The Library side brought about some of the most interesting changes. I already discussed the key discussions with respect to unifying the Asynchronous futures proposal in The View (or trip report) from the Oct 2009 C++ Standard meeting
This resulted in a paper which will be published in the upcoming mailing (in about a week from now), which will show the approach on Asynchronous Call A Simple Asynchronous Call
The key changes there were:
- A restoration of the variadic thread and async functions. This restoration is a consequence of analysis and request of the British Standards Institute.
- A convergence on the "as if a new thread" in the launching of asynchronous work. This change avoids undefined behavior arising from any delay in destroying thread-local variables, but requires careful implementation to avoid excessive overhead.
- Removal of the is_ready, has_exception, and has_value query functions. The presence of these function requires still other functions in the synchronous case. Evolution Working Group direction is that the complexity in interface is as yet unjustified, and prudence dictates a smaller initial interface.
- Unspecified behavior for the use of timed wait functions when the unique_future was created from a deferred async.

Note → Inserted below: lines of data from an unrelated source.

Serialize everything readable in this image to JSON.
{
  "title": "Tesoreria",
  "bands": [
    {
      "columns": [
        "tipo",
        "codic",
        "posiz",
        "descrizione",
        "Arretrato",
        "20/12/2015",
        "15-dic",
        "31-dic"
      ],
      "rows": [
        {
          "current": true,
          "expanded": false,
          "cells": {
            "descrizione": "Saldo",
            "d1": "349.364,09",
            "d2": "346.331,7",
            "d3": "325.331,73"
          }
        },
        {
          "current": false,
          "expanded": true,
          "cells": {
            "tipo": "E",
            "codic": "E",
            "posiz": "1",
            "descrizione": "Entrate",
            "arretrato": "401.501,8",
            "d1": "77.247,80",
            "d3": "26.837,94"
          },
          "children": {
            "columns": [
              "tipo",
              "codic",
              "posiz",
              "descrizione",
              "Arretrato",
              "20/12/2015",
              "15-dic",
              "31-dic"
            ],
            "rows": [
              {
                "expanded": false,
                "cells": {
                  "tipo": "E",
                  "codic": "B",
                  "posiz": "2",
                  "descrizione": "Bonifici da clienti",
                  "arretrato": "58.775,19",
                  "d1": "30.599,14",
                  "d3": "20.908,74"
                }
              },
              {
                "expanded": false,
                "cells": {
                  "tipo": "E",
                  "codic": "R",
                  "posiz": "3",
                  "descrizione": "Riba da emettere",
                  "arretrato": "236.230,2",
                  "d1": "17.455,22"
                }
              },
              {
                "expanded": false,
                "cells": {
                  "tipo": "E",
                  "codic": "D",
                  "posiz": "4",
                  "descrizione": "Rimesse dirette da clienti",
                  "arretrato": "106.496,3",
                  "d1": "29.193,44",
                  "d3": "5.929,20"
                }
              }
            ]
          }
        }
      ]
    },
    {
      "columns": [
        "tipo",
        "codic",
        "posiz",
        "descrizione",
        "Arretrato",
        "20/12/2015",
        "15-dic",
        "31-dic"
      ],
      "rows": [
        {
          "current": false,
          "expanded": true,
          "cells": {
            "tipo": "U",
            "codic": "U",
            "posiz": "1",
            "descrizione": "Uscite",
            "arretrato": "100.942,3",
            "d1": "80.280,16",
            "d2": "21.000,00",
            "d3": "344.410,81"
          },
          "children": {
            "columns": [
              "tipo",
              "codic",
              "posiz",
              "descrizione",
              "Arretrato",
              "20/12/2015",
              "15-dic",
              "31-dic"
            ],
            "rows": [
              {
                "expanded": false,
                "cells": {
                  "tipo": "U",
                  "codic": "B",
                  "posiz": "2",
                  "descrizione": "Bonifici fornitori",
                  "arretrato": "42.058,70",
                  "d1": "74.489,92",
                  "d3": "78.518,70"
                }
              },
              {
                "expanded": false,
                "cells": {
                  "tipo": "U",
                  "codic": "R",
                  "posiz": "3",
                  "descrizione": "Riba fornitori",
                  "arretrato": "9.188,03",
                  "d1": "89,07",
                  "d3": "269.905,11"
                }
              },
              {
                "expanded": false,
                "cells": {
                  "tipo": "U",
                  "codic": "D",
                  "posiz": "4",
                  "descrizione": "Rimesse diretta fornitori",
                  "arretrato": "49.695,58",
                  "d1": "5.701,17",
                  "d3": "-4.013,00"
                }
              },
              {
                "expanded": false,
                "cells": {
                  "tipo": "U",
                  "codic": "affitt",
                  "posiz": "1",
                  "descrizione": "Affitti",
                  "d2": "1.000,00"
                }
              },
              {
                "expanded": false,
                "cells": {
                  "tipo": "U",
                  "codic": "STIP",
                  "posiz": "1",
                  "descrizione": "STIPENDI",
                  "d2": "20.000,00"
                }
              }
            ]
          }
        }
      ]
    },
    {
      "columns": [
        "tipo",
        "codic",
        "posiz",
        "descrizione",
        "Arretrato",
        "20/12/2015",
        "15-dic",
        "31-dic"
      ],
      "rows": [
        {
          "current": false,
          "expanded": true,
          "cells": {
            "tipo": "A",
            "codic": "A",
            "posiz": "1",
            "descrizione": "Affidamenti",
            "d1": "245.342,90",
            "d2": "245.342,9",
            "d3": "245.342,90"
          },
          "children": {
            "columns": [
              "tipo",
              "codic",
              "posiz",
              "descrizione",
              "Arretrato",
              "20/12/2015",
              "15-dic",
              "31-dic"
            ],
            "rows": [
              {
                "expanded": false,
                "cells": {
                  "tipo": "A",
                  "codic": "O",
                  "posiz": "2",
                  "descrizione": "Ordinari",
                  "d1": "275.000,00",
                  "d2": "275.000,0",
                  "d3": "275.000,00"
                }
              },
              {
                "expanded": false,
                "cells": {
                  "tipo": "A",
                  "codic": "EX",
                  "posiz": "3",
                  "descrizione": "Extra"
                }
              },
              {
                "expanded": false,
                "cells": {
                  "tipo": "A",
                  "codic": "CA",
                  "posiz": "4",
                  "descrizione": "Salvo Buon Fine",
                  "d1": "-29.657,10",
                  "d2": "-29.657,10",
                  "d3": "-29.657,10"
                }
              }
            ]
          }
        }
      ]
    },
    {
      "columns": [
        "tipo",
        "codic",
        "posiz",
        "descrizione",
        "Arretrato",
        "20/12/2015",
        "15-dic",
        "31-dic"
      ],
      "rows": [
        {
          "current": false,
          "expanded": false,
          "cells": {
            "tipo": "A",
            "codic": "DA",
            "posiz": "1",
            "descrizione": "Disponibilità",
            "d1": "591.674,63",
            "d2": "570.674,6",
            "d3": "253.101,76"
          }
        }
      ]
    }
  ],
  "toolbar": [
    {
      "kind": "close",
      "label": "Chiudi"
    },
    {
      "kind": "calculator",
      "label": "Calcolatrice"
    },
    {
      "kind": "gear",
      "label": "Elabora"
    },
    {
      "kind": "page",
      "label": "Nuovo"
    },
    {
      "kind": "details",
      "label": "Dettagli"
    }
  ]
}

- The conversion from unique_future to shared_future will execute any deferred work.
- The use of an enum class to better clarify the launching policy.
The other papers which support this is a resolution of most of the futures issues from National Body comments in Issues on Futures (Rev. 1)
. A future describes components that a C++ program can use to retrieve in one thread the result (value or exception) from a function that has run in another thread.
These components are not restricted to multi-threaded programs but can be useful in single-threaded programs as well.
The other resolved issues include:
- moves swap from the <algorithm> header to <utility> to address UK 300 because swap has become a common utility operation with several common idioms relying on it
Most of these are motivated by National Body comments from CD1. This shows the effort and focus of the committee during these periods as we continue to resolve the almost 600 comments that was received from the September 2008 CD1 draft.
There is now plan to issue a second draft for comment (post removal of Concepts, and with the fixes like above from CD1 comments). This will be CD2 and will be aimed for release after the next meeting in March 2010, in Pittsburgh hosted by Carnegie Mellon.
I will describe in another post more details on the schedule changes which is now clearer and I have updated in the C/C++ Standard hub